Earthquakes occur in response to forces, faults, and friction. Forces are responsible for plate tectonics (on a large scale) and faults (on a small scale). When the force of friction is overcome, a fault slips in an earthquake. The fault stores elastic potential energy before an earthquake. An earthquake releases that stored energy in the form of heat and seismic waves.
These resources provide an introduction to the physics of earthquakes.
The Earthquake Machine is a simple model that helps learners visualize the inputs and outputs of an active fault system that leads to earthquakes. The Earthquake Machine introduces the basics physics of an earthquake. Instructors can use the activity for exploration or demonstration purposes.Go to Resource
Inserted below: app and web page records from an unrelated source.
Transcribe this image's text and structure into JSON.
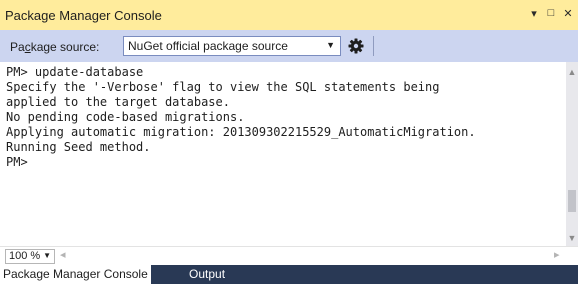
{
  "window": {
    "title": "Package Manager Console",
    "controls": [
      "dropdown-arrow",
      "maximize",
      "close"
    ]
  },
  "toolbar": {
    "source_label_pre": "Pa",
    "source_label_accel": "c",
    "source_label_post": "kage source:",
    "source_value": "NuGet official package source",
    "settings_icon": "gear-icon"
  },
  "console": {
    "lines": [
      "PM> update-database",
      "Specify the '-Verbose' flag to view the SQL statements being",
      "applied to the target database.",
      "No pending code-based migrations.",
      "Applying automatic migration: 201309302215529_AutomaticMigration.",
      "Running Seed method.",
      "PM>"
    ]
  },
  "status": {
    "zoom": "100 %"
  },
  "tabs": [
    {
      "label": "Package Manager Console",
      "active": true
    },
    {
      "label": "Output",
      "active": false
    }
  ],
  "colors": {
    "title_bar": "#ffec9c",
    "toolbar": "#ccd5f0",
    "tab_strip": "#293955"
  }
}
The Earthquake Machine is a simple model that demonstrates earthquake mechanics. The parts of the Earthquake Machine represent the elements of an active fault. The activity provides opportunities to understand the unpredictability of earthquakes, in terms of magnitude or frequency (time between earthquakes).Go to Resource
For an earthquake prediction to be meaningful, it has to specify a time, location, and magnitude range that is unlikely to occur randomly. Who can predict an earthquake?Go to Resource
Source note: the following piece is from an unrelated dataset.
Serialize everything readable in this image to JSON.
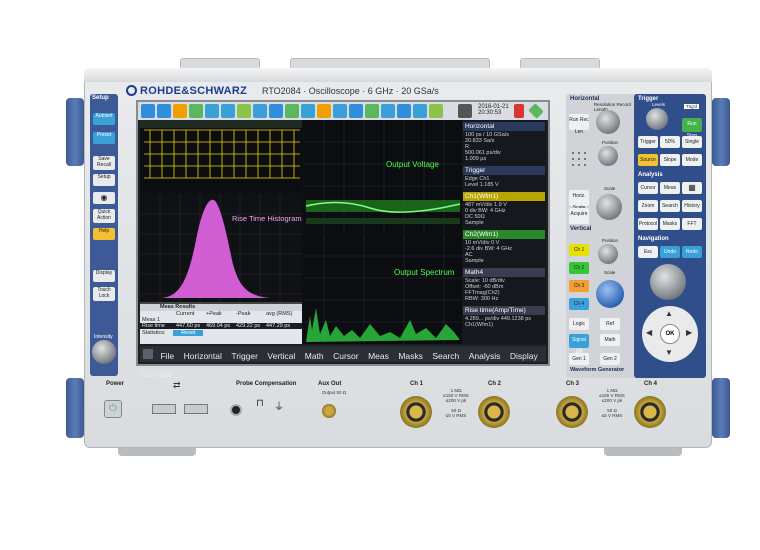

Seismologists would love to be able to predict a major earthquake. Watch Part 1 to learn what is required. This animation compares an earthquake to a heart attack.Go to Resource
Explore the different types of seismic waves and why it matters for earthquake early warning.
Explore the characteristics of different types of seismic waves with a Slinky©!Go to Resource
We use exaggerated motion of a building (seismic station) to show how the ground moves during an earthquake, and why it is important to measure seismic waves using 3 components: vertical, N-S, and E-W. Before showing an actual distant earthquake, we break down the three axes of movement to clarify the 3 seismograms.Go to Resource
This USGS video provides a tutorial for anyone interested in interpreting the seismic records on public webicorder displays. Seismometers measure vibrations. More vibration… more wiggle. Some seismometers measure only up and down; some measure up-down, north-south, and east-west motion.Go to Resource
How can I get across the idea in a classroom activity using no props?
The human wave is used as an analogy for travel times of P and S seismic waves.
This draft video uses arms over shoulders as well as hand holding methods, so read the caveats about the best method (arms over shoulders).
A video demonstration of how a slinky can be a good model for illustrating P & S seismic waves movement.Go to Resource